Work task: Set every record down again, exactly and completely.

Data shown:

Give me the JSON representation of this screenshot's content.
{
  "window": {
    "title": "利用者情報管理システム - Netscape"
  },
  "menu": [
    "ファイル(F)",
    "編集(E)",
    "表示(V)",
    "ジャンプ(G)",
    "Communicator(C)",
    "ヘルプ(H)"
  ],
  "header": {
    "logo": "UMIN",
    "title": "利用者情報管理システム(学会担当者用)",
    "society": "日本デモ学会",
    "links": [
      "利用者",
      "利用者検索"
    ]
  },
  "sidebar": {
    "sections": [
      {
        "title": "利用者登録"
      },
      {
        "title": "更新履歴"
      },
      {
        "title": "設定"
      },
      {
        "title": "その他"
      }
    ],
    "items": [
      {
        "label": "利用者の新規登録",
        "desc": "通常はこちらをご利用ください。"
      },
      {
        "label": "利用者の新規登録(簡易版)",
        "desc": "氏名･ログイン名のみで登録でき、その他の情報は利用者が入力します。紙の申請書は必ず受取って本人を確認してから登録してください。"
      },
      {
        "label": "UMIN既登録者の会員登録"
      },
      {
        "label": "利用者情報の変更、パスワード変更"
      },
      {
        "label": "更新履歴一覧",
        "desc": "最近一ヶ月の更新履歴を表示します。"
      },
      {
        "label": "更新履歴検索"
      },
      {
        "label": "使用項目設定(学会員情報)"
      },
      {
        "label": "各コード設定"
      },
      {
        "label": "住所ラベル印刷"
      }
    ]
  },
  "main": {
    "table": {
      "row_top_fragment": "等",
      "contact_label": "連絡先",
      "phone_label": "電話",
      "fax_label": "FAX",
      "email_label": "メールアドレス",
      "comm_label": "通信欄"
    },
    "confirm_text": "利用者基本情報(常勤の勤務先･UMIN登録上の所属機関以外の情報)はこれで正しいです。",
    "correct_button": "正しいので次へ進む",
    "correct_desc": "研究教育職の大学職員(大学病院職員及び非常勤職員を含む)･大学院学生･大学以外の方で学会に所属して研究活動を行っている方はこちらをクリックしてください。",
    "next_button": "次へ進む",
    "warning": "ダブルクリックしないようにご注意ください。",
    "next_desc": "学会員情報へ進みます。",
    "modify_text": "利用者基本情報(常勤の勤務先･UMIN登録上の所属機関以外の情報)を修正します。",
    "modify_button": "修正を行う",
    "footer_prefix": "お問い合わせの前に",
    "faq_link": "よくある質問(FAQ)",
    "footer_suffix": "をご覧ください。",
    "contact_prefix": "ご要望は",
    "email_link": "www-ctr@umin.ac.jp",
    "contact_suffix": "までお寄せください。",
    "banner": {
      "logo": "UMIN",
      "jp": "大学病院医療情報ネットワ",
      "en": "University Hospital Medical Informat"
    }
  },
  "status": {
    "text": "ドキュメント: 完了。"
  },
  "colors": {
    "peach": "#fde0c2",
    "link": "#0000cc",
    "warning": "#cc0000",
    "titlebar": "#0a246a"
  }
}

Solution to the exercise:
Give me the JSON representation of this screenshot's content.
{
  "window": {
    "title": "利用者情報管理システム - Netscape"
  },
  "menu": [
    "ファイル(F)",
    "編集(E)",
    "表示(V)",
    "ジャンプ(G)",
    "Communicator(C)",
    "ヘルプ(H)"
  ],
  "header": {
    "logo": "UMIN",
    "title": "利用者情報管理システム(学会担当者用)",
    "society": "日本デモ学会",
    "links": [
      "利用者",
      "利用者検索"
    ]
  },
  "sidebar": {
    "sections": [
      {
        "title": "利用者登録"
      },
      {
        "title": "更新履歴"
      },
      {
        "title": "設定"
      },
      {
        "title": "その他"
      }
    ],
    "items": [
      {
        "label": "利用者の新規登録",
        "desc": "通常はこちらをご利用ください。"
      },
      {
        "label": "利用者の新規登録(簡易版)",
        "desc": "氏名･ログイン名のみで登録でき、その他の情報は利用者が入力します。紙の申請書は必ず受取って本人を確認してから登録してください。"
      },
      {
        "label": "UMIN既登録者の会員登録"
      },
      {
        "label": "利用者情報の変更、パスワード変更"
      },
      {
        "label": "更新履歴一覧",
        "desc": "最近一ヶ月の更新履歴を表示します。"
      },
      {
        "label": "更新履歴検索"
      },
      {
        "label": "使用項目設定(学会員情報)"
      },
      {
        "label": "各コード設定"
      },
      {
        "label": "住所ラベル印刷"
      }
    ]
  },
  "main": {
    "table": {
      "row_top_fragment": "等",
      "contact_label": "連絡先",
      "phone_label": "電話",
      "fax_label": "FAX",
      "email_label": "メールアドレス",
      "comm_label": "通信欄"
    },
    "confirm_text": "利用者基本情報(常勤の勤務先･UMIN登録上の所属機関以外の情報)はこれで正しいです。",
    "correct_button": "正しいので次へ進む",
    "correct_desc": "研究教育職の大学職員(大学病院職員及び非常勤職員を含む)･大学院学生･大学以外の方で学会に所属して研究活動を行っている方はこちらをクリックしてください。",
    "next_button": "次へ進む",
    "warning": "ダブルクリックしないようにご注意ください。",
    "next_desc": "学会員情報へ進みます。",
    "modify_text": "利用者基本情報(常勤の勤務先･UMIN登録上の所属機関以外の情報)を修正します。",
    "modify_button": "修正を行う",
    "footer_prefix": "お問い合わせの前に",
    "faq_link": "よくある質問(FAQ)",
    "footer_suffix": "をご覧ください。",
    "contact_prefix": "ご要望は",
    "email_link": "www-ctr@umin.ac.jp",
    "contact_suffix": "までお寄せください。",
    "banner": {
      "logo": "UMIN",
      "jp": "大学病院医療情報ネットワ",
      "en": "University Hospital Medical Informat"
    }
  },
  "status": {
    "text": "ドキュメント: 完了。"
  },
  "colors": {
    "peach": "#fde0c2",
    "link": "#0000cc",
    "warning": "#cc0000",
    "titlebar": "#0a246a"
  }
}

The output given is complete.